## What the exercise asks
Tally the lines in the records below that contain "JSON" and return only the result.
+ + + +
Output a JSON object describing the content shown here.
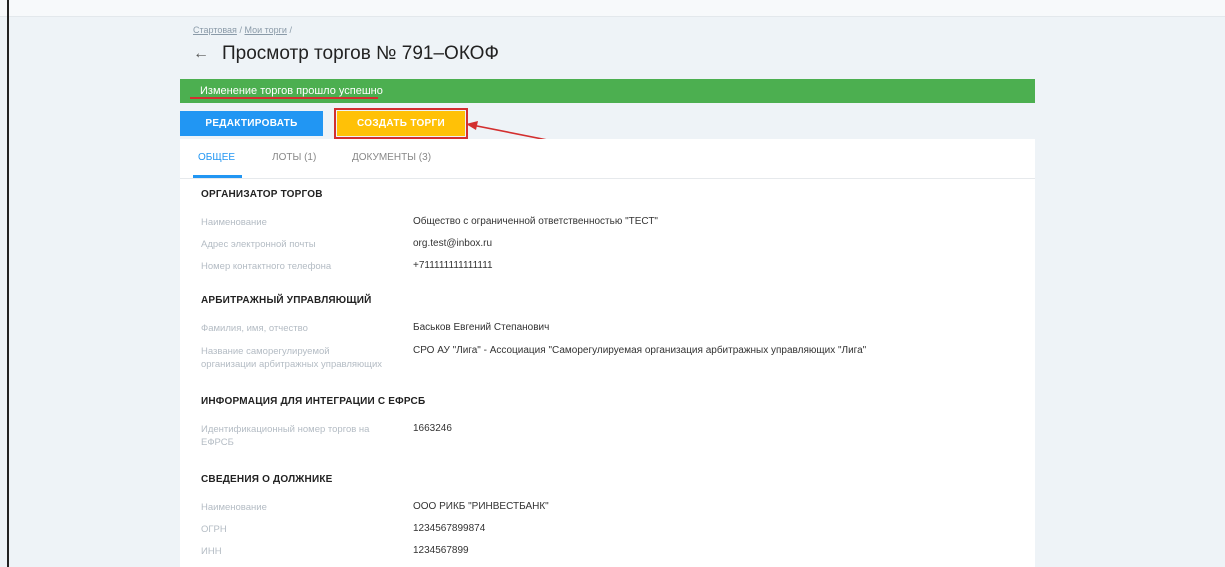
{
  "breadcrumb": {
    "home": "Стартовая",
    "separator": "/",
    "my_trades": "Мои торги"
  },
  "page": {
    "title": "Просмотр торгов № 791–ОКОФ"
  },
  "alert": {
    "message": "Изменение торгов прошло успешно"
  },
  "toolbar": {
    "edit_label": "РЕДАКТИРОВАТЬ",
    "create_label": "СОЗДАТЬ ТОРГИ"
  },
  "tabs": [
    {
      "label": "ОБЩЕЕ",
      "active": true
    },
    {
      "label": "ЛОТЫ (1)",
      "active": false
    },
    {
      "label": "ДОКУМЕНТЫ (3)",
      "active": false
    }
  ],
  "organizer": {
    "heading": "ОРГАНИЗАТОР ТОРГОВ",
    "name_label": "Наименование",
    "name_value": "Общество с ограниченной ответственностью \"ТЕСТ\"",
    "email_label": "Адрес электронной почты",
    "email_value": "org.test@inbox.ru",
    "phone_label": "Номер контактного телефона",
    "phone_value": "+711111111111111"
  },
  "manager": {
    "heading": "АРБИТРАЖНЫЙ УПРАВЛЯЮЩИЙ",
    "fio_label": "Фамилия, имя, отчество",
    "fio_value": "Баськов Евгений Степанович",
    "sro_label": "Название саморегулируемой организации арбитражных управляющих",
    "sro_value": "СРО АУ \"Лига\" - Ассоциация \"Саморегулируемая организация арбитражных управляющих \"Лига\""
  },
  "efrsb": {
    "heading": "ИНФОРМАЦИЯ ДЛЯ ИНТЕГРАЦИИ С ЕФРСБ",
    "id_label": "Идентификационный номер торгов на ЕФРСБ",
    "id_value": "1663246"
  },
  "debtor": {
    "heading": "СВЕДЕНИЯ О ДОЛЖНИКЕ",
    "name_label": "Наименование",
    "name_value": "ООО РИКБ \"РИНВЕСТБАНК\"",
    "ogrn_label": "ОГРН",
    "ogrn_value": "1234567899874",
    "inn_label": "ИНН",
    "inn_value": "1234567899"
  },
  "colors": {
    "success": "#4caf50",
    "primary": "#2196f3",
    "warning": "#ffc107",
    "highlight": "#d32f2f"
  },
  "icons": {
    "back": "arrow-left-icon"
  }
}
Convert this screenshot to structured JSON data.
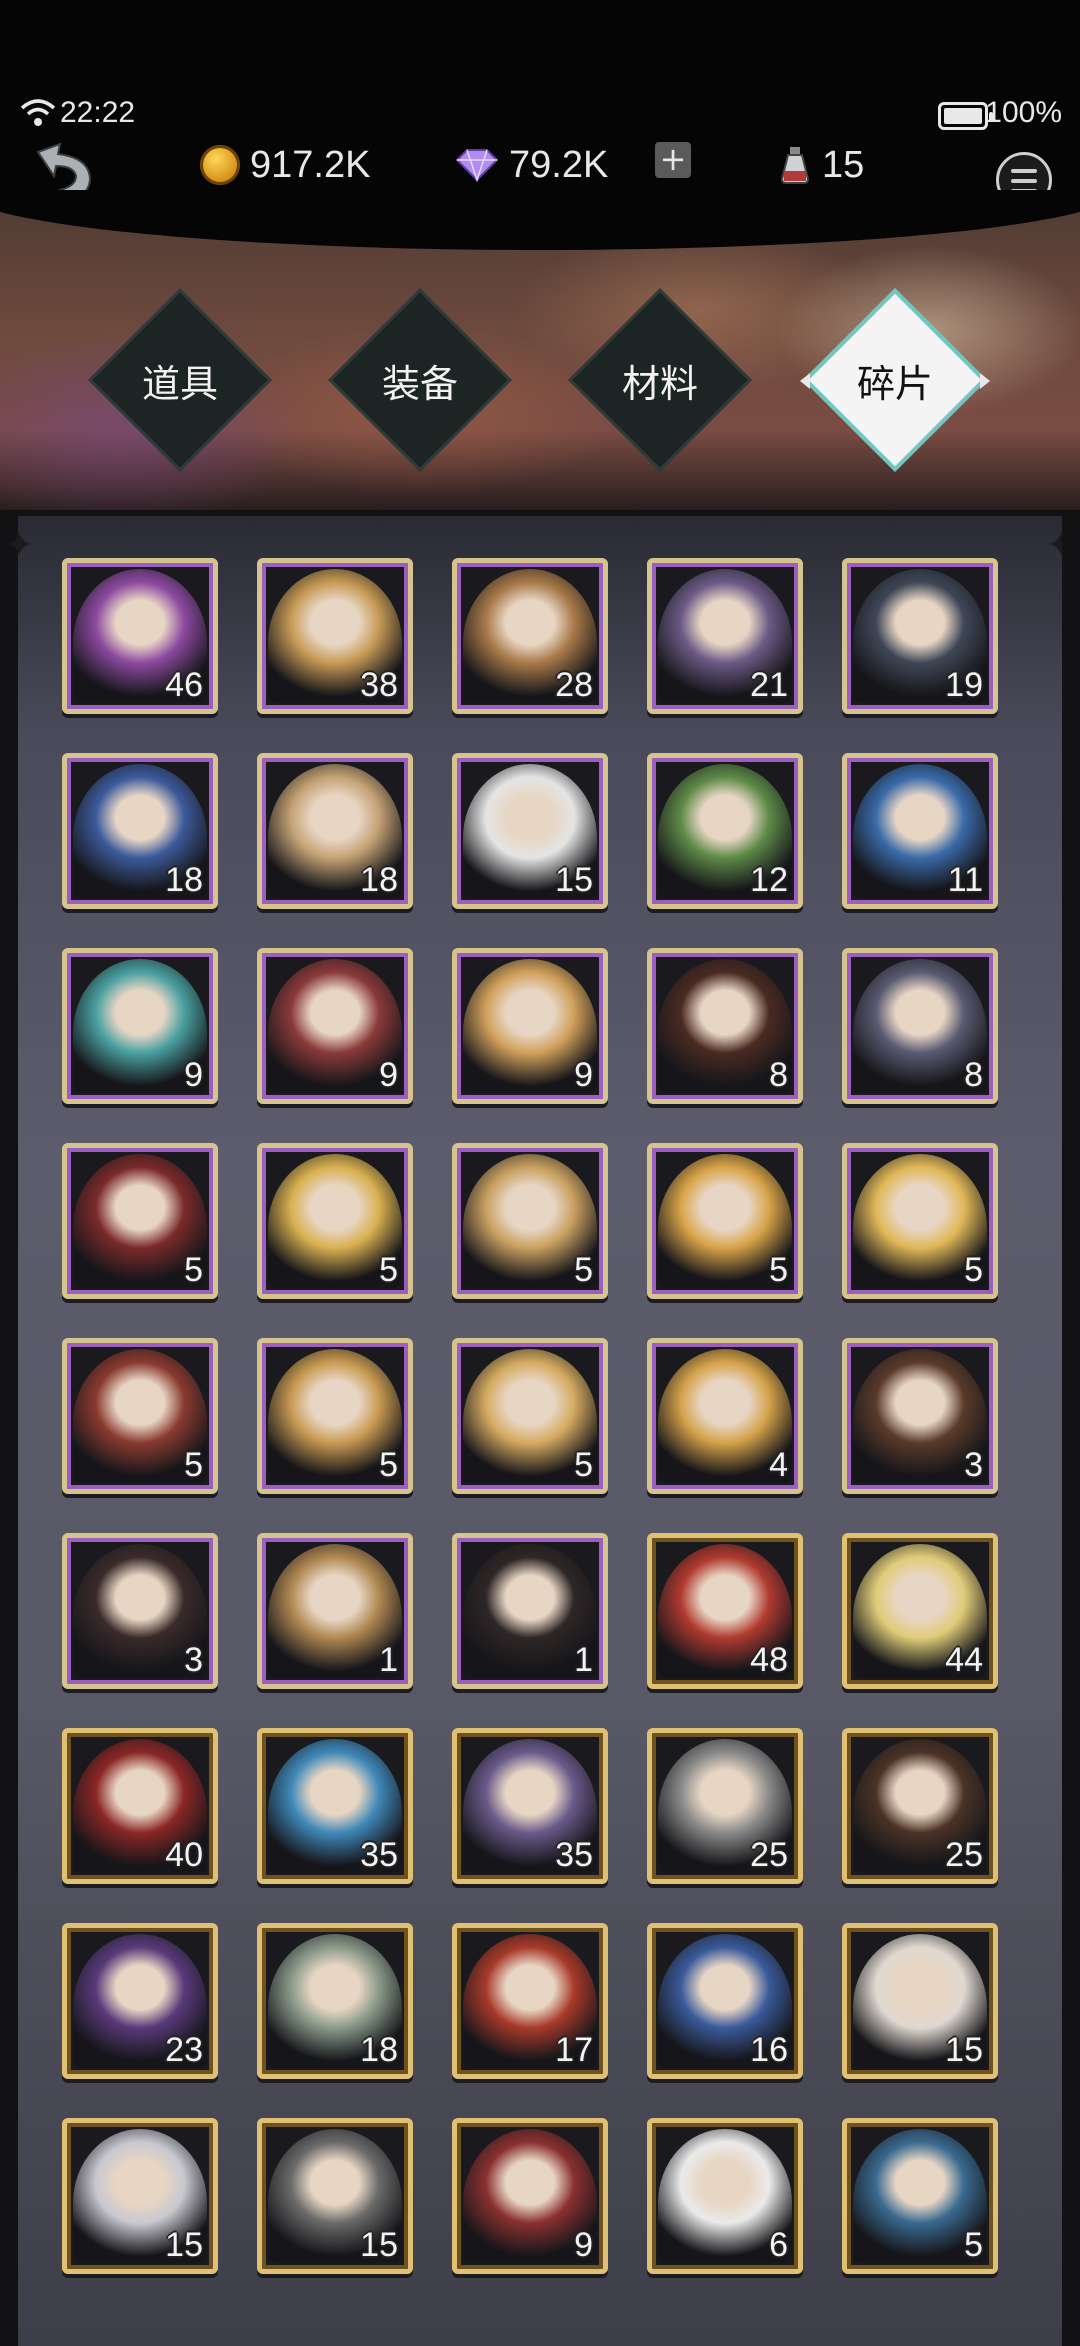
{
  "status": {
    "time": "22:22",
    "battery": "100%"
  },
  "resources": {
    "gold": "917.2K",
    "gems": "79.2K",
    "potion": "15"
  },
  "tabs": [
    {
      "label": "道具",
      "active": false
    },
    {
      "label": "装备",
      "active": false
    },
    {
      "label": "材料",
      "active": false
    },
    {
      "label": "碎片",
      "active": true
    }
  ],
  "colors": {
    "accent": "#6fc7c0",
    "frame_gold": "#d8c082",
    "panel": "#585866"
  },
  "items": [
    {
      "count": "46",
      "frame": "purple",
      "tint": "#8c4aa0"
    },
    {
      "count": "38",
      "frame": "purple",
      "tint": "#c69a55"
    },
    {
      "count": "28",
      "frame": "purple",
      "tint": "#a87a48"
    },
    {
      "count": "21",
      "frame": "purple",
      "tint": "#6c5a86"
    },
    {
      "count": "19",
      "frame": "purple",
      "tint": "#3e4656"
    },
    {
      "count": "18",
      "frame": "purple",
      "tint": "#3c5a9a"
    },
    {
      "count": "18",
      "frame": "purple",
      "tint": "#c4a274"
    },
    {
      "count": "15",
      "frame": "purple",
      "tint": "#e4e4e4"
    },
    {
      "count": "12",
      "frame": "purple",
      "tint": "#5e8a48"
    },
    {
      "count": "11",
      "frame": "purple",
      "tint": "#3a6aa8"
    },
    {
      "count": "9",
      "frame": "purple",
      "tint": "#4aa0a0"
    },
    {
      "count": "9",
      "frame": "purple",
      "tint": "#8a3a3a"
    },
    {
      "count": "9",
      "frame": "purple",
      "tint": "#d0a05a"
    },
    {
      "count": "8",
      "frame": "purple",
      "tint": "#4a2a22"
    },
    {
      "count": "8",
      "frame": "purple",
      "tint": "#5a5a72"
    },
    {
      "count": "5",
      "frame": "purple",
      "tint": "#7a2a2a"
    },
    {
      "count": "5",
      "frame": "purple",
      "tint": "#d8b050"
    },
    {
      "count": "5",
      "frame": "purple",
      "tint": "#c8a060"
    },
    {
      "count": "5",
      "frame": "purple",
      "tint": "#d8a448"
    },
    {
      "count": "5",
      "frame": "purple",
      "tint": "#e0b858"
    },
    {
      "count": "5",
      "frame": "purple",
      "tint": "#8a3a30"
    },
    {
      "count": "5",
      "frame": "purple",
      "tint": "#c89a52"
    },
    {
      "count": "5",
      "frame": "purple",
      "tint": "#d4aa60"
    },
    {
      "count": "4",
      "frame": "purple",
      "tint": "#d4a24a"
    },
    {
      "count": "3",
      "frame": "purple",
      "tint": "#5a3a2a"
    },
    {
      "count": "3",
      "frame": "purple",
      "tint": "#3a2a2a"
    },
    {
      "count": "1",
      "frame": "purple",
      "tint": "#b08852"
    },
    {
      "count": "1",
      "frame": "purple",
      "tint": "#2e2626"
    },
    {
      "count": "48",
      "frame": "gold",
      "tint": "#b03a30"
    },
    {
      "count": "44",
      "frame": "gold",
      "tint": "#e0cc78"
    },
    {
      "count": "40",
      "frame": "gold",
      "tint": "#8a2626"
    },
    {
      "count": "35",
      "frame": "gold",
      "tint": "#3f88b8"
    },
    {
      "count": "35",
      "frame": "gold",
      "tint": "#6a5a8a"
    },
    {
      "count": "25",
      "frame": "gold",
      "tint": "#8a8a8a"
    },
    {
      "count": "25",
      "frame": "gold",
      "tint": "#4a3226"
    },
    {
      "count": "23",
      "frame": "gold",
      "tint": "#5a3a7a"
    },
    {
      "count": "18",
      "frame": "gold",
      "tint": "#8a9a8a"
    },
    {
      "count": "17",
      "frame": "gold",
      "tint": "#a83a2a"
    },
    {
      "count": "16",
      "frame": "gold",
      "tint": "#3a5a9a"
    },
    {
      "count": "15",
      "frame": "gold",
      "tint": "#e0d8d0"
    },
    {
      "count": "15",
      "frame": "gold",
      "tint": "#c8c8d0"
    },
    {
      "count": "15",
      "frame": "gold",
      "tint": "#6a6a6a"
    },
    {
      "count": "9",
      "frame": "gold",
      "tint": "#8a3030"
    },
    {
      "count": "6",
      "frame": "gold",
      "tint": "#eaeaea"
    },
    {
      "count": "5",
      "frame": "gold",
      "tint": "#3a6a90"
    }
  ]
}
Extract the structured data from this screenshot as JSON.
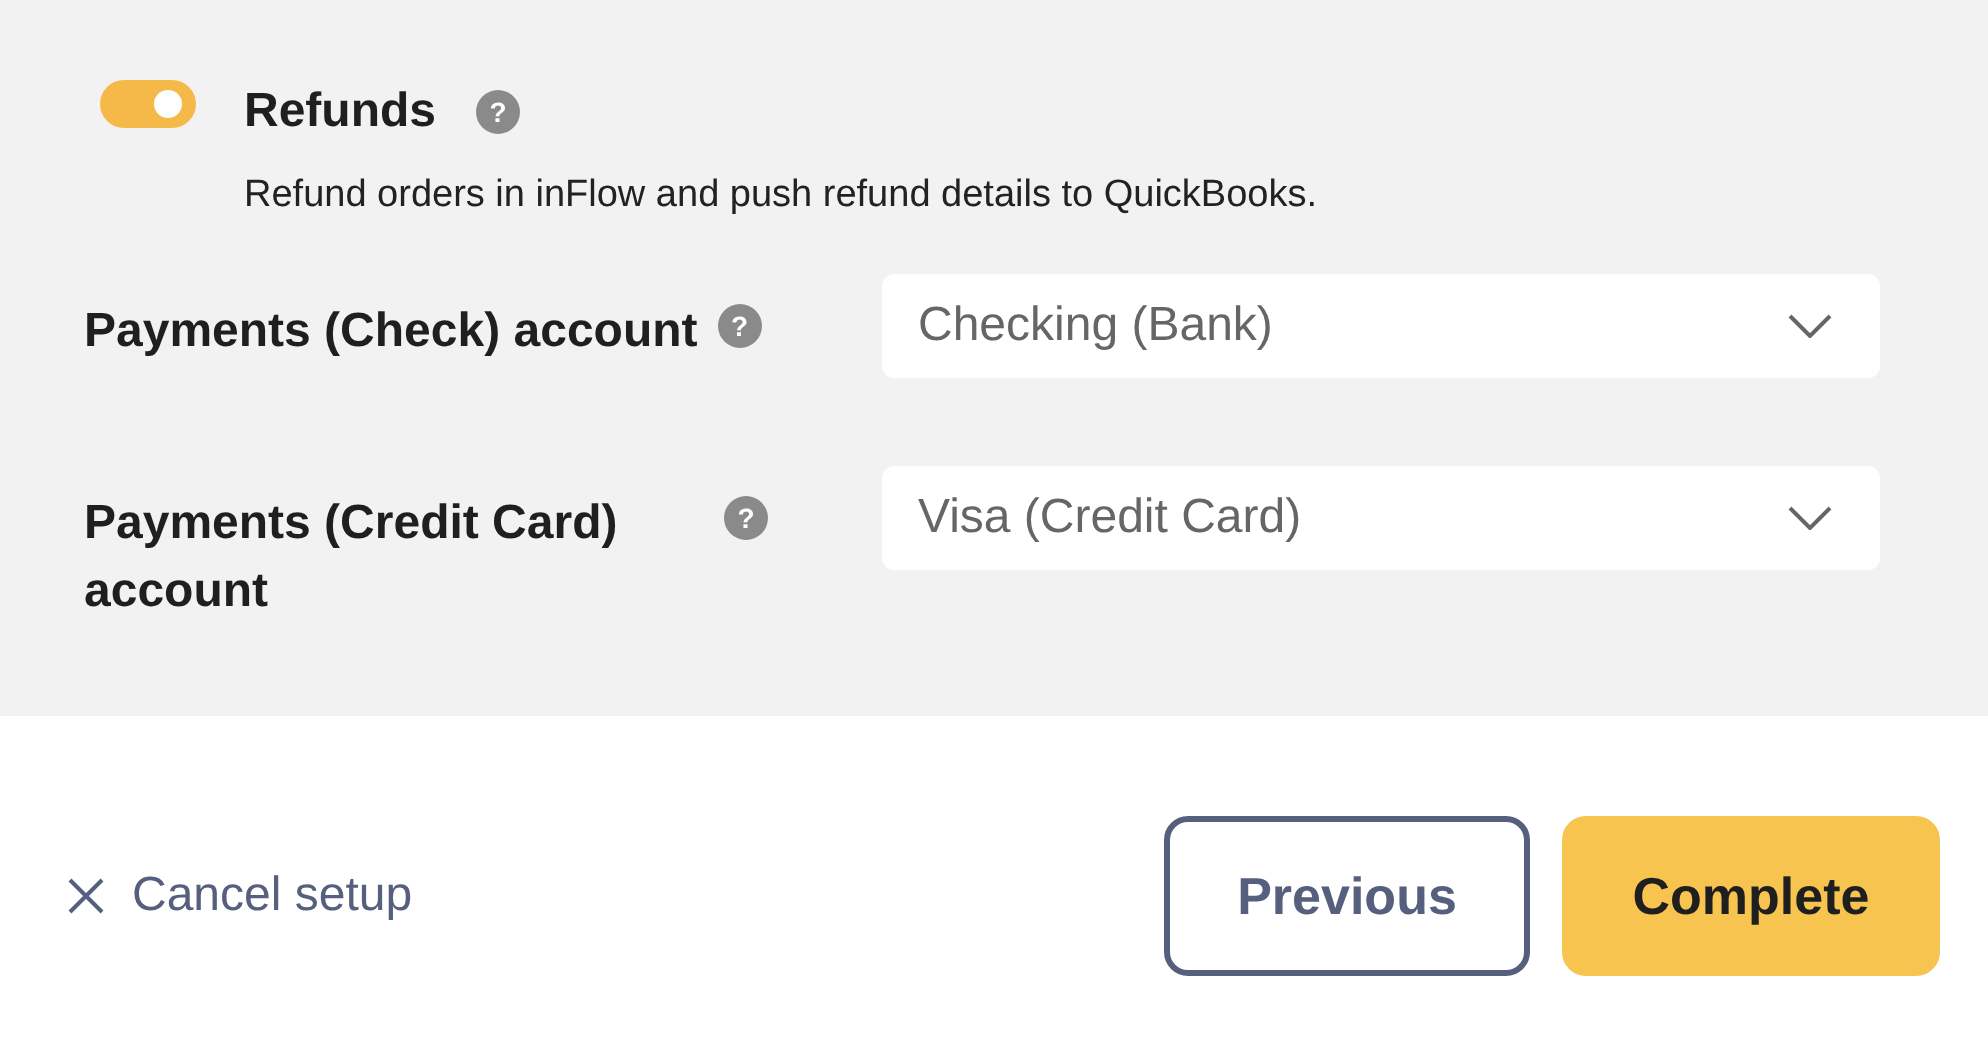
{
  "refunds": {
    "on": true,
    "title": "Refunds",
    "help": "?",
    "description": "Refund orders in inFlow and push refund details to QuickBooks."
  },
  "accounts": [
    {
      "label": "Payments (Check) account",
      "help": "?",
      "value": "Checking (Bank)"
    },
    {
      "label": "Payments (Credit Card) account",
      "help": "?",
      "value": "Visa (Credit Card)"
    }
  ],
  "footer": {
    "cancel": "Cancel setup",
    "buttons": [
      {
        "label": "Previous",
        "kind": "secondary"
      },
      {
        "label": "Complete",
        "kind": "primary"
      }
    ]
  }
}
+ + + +
## Written solution
3